In particular, Knausgård’s acute fear of his grandmother, which takes up the second half of Book One, can seem peculiar: Just what in his experience of her makes him dread her presence when he and his brother prepare for their father’s funeral? Her behavior seems nothing more than typical, or expected for someone in advanced old age. His resistance to her tunes the reader into his self-conscious, analytical straight jacket, though clearly, his grandmother could safely be said to be in her own world. In the novel, it is the fear of what he’s going toward (death) in the presence of the undertaker (the father’s mother).

Although anecdotal musings on his adolescent trials with girls spice the first half of the novel, these become, at the end, merely another mile-marker in this novel of coming to terms with the great, uncontainable paterfamilias. Knausgård as an observer of his earlier innocence has matured enough to be objective about it.

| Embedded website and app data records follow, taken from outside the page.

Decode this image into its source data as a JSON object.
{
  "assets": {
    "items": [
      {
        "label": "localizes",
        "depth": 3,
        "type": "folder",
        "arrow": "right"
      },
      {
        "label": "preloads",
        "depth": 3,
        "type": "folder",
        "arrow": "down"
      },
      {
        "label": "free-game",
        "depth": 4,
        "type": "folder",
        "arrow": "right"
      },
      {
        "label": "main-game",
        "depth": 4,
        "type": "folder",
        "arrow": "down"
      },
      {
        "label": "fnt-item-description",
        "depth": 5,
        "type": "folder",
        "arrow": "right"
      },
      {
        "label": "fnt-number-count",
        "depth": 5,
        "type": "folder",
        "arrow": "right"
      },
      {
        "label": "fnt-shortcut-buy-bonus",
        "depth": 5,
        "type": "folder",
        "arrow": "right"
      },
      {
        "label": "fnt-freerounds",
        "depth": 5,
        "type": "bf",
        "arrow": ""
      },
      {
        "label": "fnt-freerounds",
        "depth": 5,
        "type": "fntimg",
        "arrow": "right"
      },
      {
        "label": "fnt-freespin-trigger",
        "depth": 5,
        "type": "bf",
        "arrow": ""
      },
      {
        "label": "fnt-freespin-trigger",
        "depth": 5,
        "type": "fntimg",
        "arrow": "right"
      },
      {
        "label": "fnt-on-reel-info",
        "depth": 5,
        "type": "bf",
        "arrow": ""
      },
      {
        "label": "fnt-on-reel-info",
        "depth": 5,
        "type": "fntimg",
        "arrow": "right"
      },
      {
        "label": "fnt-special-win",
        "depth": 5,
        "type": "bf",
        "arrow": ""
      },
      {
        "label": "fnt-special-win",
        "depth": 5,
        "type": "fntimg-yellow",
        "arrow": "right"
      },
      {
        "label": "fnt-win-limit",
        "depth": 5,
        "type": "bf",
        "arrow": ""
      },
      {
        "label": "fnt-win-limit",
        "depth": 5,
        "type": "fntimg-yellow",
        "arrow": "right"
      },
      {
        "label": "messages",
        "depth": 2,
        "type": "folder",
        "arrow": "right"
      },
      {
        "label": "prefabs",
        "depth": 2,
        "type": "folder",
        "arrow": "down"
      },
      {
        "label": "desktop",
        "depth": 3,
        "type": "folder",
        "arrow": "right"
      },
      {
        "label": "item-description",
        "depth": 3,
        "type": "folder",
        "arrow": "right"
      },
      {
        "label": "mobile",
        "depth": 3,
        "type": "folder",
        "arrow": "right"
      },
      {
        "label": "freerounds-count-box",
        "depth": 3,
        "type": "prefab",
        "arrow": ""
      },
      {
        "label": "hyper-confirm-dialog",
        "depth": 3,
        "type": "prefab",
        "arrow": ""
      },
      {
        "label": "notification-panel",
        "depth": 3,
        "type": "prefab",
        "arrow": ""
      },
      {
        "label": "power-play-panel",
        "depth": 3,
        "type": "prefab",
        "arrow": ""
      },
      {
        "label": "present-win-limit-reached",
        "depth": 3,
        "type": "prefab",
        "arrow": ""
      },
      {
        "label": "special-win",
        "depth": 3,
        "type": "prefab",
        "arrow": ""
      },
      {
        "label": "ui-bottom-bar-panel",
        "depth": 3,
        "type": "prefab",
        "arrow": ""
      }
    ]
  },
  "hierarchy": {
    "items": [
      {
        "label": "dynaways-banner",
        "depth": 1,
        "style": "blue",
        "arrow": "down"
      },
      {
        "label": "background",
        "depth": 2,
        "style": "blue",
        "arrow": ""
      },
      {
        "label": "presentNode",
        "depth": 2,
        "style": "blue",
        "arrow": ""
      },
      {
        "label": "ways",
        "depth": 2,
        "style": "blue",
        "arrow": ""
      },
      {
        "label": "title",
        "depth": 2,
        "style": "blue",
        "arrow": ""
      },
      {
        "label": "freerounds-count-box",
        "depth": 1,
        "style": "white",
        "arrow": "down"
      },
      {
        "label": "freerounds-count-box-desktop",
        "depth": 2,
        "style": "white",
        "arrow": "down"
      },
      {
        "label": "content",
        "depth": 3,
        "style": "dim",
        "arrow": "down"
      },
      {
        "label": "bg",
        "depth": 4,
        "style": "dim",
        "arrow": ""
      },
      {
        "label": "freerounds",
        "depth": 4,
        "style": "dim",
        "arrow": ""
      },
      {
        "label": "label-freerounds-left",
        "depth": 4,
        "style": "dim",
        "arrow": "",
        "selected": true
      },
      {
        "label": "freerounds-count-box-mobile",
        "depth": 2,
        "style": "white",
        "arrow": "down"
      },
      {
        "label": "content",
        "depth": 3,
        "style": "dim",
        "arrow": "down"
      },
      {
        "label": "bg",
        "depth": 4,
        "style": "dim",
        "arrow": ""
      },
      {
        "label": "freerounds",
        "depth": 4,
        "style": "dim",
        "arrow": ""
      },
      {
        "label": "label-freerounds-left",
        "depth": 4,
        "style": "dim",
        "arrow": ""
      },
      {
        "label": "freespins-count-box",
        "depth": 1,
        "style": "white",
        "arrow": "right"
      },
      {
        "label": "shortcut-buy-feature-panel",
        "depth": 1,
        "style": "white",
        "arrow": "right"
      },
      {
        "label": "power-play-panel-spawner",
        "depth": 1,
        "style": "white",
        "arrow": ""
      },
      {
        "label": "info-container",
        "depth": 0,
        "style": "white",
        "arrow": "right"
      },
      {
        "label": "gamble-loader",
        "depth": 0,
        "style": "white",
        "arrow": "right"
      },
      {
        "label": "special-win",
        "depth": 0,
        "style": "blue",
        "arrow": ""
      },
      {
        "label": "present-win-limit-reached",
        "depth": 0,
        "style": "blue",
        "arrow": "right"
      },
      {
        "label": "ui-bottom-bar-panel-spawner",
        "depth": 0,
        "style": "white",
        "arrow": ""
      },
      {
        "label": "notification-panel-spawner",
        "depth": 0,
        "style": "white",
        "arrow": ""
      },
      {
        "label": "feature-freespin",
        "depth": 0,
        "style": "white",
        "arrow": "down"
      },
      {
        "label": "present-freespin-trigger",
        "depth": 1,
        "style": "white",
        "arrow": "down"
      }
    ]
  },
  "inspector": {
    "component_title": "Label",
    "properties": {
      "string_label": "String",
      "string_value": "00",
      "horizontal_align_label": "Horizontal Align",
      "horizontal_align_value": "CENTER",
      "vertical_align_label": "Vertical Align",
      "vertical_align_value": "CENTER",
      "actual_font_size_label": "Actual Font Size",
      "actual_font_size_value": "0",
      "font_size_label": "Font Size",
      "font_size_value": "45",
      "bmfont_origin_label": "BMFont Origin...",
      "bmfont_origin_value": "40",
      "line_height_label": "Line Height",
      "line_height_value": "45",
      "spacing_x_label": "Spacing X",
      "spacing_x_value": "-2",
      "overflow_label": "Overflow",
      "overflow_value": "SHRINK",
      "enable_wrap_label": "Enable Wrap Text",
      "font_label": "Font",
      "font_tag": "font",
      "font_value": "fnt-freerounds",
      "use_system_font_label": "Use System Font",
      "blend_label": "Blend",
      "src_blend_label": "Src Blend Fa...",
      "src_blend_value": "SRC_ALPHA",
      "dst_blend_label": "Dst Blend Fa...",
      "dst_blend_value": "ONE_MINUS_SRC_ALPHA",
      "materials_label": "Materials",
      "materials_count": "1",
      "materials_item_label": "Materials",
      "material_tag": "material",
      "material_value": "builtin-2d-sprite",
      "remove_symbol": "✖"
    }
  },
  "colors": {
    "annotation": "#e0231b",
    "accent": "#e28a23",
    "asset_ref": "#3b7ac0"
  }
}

There was a time when the kind of related experience of Knausgård or Lin, told in narrative, was verboten. Which either says anything goes now; or sooner or later, everything is allowed. This is characteristic of the malleability of the novel and its endless variations. It provides ample evidence for a trend that may be a byproduct of our times, and the persistence of all too frequently narcissistic pursuits. In their self-consciousness narratives (note: that’s self-consciousness, not self-conscious, though it may be that also), Lin and Knausgård probe extremes of subjectivity. Another word for this could be narcissism, lending some validity to recognizing the part the loss of shame plays in our collective self-regard (reality TV programs, social media, etcetera, in their virulent, negative forms; which might be having an equal and liberating effect in any of their positives).

Perhaps any narrative that is from a notoriously celebrated author is going to delve into the rituals and thwarting of the inevitable book tour (Lin), or the perception of frustration at having to deal with day-to-day caretaking of children when what he’d prefer would be the solitude to write (Knausgård). With Lin, his preoccupations can come off as poking his finger in the face of the establishment he has done his best to court, although this approach is apparently no different from how he got there. Such as when, faced with the ritual of an interview, Paul selects from his pharmacological trove merely to document the experiment. In any case, each author has been ushered into the world of internet hegemony, embracing it willfully (Lin), or warily reluctant to do so (Knausgård)—age and generation gap being an easy explanation (Lin is thirty years old to Knausgård’s forty-four).

Ultimately, for anyone who tackles the grueling writing of a novel, reading Knausgård or Lin can feel invigorating, and a personal challenge to not shy away from exploring narrative possibilities. And to exploit that most available material on hand, one’s self.


Taipei index

Plot synopsis: Taking drugs to get through life

Genre confusion: Novel disguised as memoir

Substance(s) of choice: MDMA, LSD, Adderall, psilocybin chocolates, etc.

Substance mentions per page (on average): 0.4

Object of struggle: Mother, society

Struggle’s first appearance: When mother is caught taking sugar in her coffee

Specter: Existence / death

Unfortunate and persistent tic in narrative: Protagonist’s excessive grinning

Quote that encapsulates novel (paraphrase): “Paul was unable to think anything.”


My Struggle: Book One index

Plot synopsis: Overcoming the father

Genre confusion: Memoir disguised as novel; or, novel that does not pretend to be anything other

than memoir

Substance(s) of choice: Alcohol

Substance mentions per page (on average): 0.2

Object of struggle: Father

Struggle’s first appearance: Breaking boulders in the garden

Specter: Death

Unfortunate and persistent tic in narrative: Grandma always tells the same joke

Quote that encapsulates novel (paraphrase): “Life is to be endured, never questioned.”

Robert M. Detman has fiction and reviews in over two dozen journals. His short story collection was a semi-finalist for the 2013 Hudson Prize from Black Lawrence Press.